A Quantum Leap … narp!
In the 1920s:
“Now in the early twentieth century, modernism was born by the breaking of old strictures and verities. A spontaneous combustion occurred that included the works of Einstein, Picasso, Matisse, Stravinsky, Schoenberg, Joyce, Eliot, Proust, Diaghilev, Freud, Wittgenstein and dozens of other path-breakers who seemed to break the bonds of classical thinking.”
“Einstein served as a source of inspiration for many of the modernist artists and thinkers, even when they did not understand him. This was especially true when artists celebrated such concepts as being “free from the order of time”, as Proust put it… A pinnacle of the modernist revolution came in 1922, the year Einstein’s Nobel Prize was announced. … “
Stravinsky, Diaghilev, Picasso, Joyce and Proust “ ‘were destroying 19th century literary certainties as surely as Einstein was revolutionizing physics.’ The mechanical order and Newtonian laws that had defined classical physics, music and art no longer ruled.” – Walter Isaacson, Einstein: His Life and Universe
At this time, Einstein had become a catalyst for an abolishing of faith in absolutes.
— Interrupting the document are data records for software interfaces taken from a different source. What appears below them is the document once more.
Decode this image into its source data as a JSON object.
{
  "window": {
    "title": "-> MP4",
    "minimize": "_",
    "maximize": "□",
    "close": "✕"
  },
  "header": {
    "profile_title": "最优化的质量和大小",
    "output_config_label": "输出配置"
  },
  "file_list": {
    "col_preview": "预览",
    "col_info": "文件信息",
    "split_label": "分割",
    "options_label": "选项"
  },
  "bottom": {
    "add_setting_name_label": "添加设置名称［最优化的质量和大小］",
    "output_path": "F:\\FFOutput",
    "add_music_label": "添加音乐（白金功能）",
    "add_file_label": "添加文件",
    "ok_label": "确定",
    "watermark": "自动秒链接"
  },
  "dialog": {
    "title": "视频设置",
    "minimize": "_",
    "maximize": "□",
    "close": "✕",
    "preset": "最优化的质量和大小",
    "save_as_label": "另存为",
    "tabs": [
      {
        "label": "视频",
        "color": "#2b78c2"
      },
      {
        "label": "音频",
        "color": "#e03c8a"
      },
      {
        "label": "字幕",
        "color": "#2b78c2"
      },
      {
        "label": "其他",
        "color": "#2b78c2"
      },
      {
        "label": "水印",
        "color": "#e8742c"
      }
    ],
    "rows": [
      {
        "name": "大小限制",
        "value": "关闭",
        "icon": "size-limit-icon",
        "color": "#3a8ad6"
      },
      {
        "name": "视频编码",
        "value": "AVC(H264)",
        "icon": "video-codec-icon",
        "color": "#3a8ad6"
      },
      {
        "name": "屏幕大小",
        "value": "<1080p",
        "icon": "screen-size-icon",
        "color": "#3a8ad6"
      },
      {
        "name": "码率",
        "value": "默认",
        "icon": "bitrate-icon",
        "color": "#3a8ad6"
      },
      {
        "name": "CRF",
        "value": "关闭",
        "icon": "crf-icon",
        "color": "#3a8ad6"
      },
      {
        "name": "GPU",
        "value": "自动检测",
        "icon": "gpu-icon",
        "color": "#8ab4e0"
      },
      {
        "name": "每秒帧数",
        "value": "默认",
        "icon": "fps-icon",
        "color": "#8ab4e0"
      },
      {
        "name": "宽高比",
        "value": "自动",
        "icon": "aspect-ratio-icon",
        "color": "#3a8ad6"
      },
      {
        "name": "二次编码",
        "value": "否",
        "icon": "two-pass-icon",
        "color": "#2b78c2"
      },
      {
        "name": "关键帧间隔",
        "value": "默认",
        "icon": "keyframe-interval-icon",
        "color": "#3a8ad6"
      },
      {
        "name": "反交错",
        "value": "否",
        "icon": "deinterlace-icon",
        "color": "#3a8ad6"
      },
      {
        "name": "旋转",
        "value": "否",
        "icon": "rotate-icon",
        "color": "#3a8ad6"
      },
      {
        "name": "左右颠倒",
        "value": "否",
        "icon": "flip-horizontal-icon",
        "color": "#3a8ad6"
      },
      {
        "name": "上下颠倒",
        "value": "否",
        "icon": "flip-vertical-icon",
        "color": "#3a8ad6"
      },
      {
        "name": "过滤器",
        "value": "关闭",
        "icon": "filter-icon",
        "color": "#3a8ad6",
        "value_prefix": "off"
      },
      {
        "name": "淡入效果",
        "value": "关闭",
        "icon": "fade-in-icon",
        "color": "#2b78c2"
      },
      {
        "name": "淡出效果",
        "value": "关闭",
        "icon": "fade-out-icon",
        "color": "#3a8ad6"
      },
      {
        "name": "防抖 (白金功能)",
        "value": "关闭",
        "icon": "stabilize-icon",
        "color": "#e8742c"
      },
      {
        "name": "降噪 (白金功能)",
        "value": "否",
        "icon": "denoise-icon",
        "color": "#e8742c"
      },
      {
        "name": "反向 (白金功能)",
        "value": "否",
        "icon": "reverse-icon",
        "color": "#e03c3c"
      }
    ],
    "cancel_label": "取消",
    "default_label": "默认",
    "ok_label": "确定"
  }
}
Just as Einstein was the product of a society ready for this new way of thinking, so, too, he sparked the fuel into a fire.
“There was less faith in absolutes, not only of time and space, but also of truth and morality.”
But he was appalled at the confusion between relativity and relativism. Relativism was more a social, philosophical and artistic way of abandoning structures and authoritarian ways of seeing the world. Relativity, on the other hand, was, according to Einstein, “purely a scientific matter…”
The philosopher Isaiah Berlin lamented, on Einstein’s behalf, that “the word ‘relativity’ has been widely misinterpreted as relativism, the denial of, or doubt about, the objectivity of truth or moral values. … This was the opposite of what Einstein believed. He was a man of simple and absolute moral convictions, which were expressed in all he was and did.”
Or, as Isaacson so succinctly puts it, “In both his science and his moral philosophy, Einstein was driven by the quest for certainty and deterministic laws. If his theory of relativity produced ripples that unsettled the realms of morality and culture, this was caused not by what Einstein believed but by how he was popularly interpreted.”
In my mental conversations with Einstein, I sadly shake my head and bemuse to him…. “Wait until you see what they do with Quantum Theory.”